__What the task asks__:
Find the line with "Convert this screenshot" in the listing below. Write it out exactly, along with every later line up to the final one.
------------------------------------------------
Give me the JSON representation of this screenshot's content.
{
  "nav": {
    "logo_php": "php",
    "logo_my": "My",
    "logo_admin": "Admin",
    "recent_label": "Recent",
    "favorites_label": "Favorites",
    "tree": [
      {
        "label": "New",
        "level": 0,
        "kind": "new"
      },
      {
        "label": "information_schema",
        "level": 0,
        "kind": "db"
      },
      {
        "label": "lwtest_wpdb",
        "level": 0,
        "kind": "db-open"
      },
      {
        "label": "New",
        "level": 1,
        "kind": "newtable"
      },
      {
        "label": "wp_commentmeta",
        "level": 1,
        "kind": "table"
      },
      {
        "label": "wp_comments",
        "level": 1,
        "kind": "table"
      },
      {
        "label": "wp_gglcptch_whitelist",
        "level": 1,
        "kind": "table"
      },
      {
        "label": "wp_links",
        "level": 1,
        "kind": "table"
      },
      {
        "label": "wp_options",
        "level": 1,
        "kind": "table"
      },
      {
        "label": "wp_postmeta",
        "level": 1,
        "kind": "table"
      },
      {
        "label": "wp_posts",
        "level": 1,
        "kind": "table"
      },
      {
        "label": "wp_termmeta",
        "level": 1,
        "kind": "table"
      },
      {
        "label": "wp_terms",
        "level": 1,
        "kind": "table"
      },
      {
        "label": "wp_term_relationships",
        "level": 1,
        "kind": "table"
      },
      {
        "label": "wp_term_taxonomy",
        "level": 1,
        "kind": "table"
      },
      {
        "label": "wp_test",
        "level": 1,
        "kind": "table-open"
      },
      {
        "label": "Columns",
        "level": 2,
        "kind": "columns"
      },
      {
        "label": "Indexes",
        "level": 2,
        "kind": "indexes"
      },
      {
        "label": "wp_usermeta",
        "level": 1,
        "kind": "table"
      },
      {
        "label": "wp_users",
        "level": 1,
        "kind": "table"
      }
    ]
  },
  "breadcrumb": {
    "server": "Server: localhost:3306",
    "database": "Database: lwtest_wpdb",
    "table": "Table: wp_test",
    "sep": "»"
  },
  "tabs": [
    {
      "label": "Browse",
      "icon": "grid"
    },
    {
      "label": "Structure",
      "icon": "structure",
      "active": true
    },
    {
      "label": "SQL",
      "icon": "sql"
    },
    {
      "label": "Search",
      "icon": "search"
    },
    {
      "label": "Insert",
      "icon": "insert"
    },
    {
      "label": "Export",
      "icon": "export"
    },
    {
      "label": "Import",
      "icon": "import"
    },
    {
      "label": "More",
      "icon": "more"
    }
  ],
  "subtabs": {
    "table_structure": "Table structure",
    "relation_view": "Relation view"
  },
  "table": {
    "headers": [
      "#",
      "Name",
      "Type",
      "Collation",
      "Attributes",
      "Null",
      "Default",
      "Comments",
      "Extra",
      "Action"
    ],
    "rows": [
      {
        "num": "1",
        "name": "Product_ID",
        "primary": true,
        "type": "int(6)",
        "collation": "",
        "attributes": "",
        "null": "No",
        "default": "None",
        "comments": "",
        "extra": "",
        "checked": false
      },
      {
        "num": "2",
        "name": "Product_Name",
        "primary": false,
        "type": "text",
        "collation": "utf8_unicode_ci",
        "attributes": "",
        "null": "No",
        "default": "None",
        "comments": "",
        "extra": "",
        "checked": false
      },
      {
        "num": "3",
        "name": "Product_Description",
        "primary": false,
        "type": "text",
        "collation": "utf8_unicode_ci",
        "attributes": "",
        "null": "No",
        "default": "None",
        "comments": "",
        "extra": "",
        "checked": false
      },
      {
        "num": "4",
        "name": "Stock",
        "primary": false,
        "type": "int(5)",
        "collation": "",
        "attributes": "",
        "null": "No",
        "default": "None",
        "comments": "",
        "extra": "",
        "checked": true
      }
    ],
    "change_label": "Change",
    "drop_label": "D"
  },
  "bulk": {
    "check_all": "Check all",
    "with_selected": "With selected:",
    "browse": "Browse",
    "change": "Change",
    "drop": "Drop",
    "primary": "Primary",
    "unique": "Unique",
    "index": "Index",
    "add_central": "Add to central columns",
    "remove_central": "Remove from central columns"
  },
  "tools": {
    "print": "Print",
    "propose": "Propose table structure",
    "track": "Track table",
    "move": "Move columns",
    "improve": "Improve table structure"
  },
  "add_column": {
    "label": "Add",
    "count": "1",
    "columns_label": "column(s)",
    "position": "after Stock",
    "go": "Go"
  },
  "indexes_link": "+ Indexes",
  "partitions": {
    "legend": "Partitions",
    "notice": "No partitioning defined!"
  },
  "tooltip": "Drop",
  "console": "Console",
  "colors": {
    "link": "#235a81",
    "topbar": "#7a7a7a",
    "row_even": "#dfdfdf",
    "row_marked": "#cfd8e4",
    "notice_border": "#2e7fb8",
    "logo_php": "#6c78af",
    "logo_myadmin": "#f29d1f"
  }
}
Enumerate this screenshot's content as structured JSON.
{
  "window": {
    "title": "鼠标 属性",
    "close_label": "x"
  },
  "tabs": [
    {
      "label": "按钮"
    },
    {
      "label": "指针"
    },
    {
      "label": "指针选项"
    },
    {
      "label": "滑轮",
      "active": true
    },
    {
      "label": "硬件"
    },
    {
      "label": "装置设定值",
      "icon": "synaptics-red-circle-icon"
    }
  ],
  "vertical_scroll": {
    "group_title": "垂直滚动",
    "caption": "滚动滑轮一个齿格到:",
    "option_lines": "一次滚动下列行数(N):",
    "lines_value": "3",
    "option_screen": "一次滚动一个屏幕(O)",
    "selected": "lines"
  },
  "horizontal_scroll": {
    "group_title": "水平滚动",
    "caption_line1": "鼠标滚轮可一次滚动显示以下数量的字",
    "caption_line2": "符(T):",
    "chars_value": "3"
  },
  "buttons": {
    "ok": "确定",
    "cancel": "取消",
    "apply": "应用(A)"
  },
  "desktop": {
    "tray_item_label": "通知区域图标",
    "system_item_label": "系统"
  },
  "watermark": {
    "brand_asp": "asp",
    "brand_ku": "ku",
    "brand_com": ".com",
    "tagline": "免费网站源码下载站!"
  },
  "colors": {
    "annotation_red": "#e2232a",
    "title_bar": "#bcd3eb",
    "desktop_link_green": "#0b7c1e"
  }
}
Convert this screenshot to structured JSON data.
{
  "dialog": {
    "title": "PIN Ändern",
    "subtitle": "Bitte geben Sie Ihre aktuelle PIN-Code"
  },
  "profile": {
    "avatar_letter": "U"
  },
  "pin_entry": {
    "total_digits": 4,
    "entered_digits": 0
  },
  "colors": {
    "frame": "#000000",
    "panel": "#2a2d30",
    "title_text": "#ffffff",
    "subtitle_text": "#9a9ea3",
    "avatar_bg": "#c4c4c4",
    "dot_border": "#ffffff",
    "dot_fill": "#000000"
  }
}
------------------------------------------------
__Your solution__:
Convert this screenshot to structured JSON data.
{
  "dialog": {
    "title": "PIN Ändern",
    "subtitle": "Bitte geben Sie Ihre aktuelle PIN-Code"
  },
  "profile": {
    "avatar_letter": "U"
  },
  "pin_entry": {
    "total_digits": 4,
    "entered_digits": 0
  },
  "colors": {
    "frame": "#000000",
    "panel": "#2a2d30",
    "title_text": "#ffffff",
    "subtitle_text": "#9a9ea3",
    "avatar_bg": "#c4c4c4",
    "dot_border": "#ffffff",
    "dot_fill": "#000000"
  }
}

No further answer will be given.